Aim of the exercise: Please set down all of the data below verbatim.

Available records:
^^^^

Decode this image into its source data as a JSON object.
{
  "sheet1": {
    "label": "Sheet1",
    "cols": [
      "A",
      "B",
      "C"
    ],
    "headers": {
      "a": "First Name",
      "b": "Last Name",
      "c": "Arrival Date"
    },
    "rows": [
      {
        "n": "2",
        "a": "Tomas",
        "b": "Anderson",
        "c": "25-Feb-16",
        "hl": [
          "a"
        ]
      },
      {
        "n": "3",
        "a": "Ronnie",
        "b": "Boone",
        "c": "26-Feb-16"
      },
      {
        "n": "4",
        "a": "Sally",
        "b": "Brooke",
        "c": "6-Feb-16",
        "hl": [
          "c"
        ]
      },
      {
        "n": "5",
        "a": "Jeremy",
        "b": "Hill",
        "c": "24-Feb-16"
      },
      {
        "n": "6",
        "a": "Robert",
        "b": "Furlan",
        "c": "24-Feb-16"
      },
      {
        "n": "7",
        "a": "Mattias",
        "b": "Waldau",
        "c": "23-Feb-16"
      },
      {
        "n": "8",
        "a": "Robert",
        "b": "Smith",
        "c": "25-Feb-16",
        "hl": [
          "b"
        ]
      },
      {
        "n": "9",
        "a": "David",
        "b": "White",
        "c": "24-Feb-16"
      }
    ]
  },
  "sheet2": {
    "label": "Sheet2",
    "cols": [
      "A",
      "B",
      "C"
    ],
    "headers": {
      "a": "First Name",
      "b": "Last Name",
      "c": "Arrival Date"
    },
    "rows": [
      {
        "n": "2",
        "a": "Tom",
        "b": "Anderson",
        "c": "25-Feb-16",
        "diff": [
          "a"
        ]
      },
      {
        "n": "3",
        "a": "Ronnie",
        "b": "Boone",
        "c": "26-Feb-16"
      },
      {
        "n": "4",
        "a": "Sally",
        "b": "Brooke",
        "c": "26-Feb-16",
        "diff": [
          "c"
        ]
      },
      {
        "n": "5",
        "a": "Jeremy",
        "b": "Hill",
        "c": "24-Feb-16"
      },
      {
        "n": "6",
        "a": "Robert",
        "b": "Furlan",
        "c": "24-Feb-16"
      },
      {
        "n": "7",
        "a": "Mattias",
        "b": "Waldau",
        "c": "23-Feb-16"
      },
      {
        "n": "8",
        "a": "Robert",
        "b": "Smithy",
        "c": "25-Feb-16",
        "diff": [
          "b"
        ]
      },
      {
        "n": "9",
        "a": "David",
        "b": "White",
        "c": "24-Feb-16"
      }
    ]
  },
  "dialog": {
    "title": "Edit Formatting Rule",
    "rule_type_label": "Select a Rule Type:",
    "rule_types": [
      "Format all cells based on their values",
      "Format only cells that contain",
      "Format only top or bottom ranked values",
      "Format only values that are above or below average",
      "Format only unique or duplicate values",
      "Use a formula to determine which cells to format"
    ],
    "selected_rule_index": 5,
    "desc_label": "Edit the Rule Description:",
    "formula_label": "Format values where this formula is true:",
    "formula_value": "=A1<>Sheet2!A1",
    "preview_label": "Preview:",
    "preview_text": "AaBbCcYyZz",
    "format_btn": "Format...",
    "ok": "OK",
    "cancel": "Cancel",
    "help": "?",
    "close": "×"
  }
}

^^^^

Solution to the problem:
Decode this image into its source data as a JSON object.
{
  "sheet1": {
    "label": "Sheet1",
    "cols": [
      "A",
      "B",
      "C"
    ],
    "headers": {
      "a": "First Name",
      "b": "Last Name",
      "c": "Arrival Date"
    },
    "rows": [
      {
        "n": "2",
        "a": "Tomas",
        "b": "Anderson",
        "c": "25-Feb-16",
        "hl": [
          "a"
        ]
      },
      {
        "n": "3",
        "a": "Ronnie",
        "b": "Boone",
        "c": "26-Feb-16"
      },
      {
        "n": "4",
        "a": "Sally",
        "b": "Brooke",
        "c": "6-Feb-16",
        "hl": [
          "c"
        ]
      },
      {
        "n": "5",
        "a": "Jeremy",
        "b": "Hill",
        "c": "24-Feb-16"
      },
      {
        "n": "6",
        "a": "Robert",
        "b": "Furlan",
        "c": "24-Feb-16"
      },
      {
        "n": "7",
        "a": "Mattias",
        "b": "Waldau",
        "c": "23-Feb-16"
      },
      {
        "n": "8",
        "a": "Robert",
        "b": "Smith",
        "c": "25-Feb-16",
        "hl": [
          "b"
        ]
      },
      {
        "n": "9",
        "a": "David",
        "b": "White",
        "c": "24-Feb-16"
      }
    ]
  },
  "sheet2": {
    "label": "Sheet2",
    "cols": [
      "A",
      "B",
      "C"
    ],
    "headers": {
      "a": "First Name",
      "b": "Last Name",
      "c": "Arrival Date"
    },
    "rows": [
      {
        "n": "2",
        "a": "Tom",
        "b": "Anderson",
        "c": "25-Feb-16",
        "diff": [
          "a"
        ]
      },
      {
        "n": "3",
        "a": "Ronnie",
        "b": "Boone",
        "c": "26-Feb-16"
      },
      {
        "n": "4",
        "a": "Sally",
        "b": "Brooke",
        "c": "26-Feb-16",
        "diff": [
          "c"
        ]
      },
      {
        "n": "5",
        "a": "Jeremy",
        "b": "Hill",
        "c": "24-Feb-16"
      },
      {
        "n": "6",
        "a": "Robert",
        "b": "Furlan",
        "c": "24-Feb-16"
      },
      {
        "n": "7",
        "a": "Mattias",
        "b": "Waldau",
        "c": "23-Feb-16"
      },
      {
        "n": "8",
        "a": "Robert",
        "b": "Smithy",
        "c": "25-Feb-16",
        "diff": [
          "b"
        ]
      },
      {
        "n": "9",
        "a": "David",
        "b": "White",
        "c": "24-Feb-16"
      }
    ]
  },
  "dialog": {
    "title": "Edit Formatting Rule",
    "rule_type_label": "Select a Rule Type:",
    "rule_types": [
      "Format all cells based on their values",
      "Format only cells that contain",
      "Format only top or bottom ranked values",
      "Format only values that are above or below average",
      "Format only unique or duplicate values",
      "Use a formula to determine which cells to format"
    ],
    "selected_rule_index": 5,
    "desc_label": "Edit the Rule Description:",
    "formula_label": "Format values where this formula is true:",
    "formula_value": "=A1<>Sheet2!A1",
    "preview_label": "Preview:",
    "preview_text": "AaBbCcYyZz",
    "format_btn": "Format...",
    "ok": "OK",
    "cancel": "Cancel",
    "help": "?",
    "close": "×"
  }
}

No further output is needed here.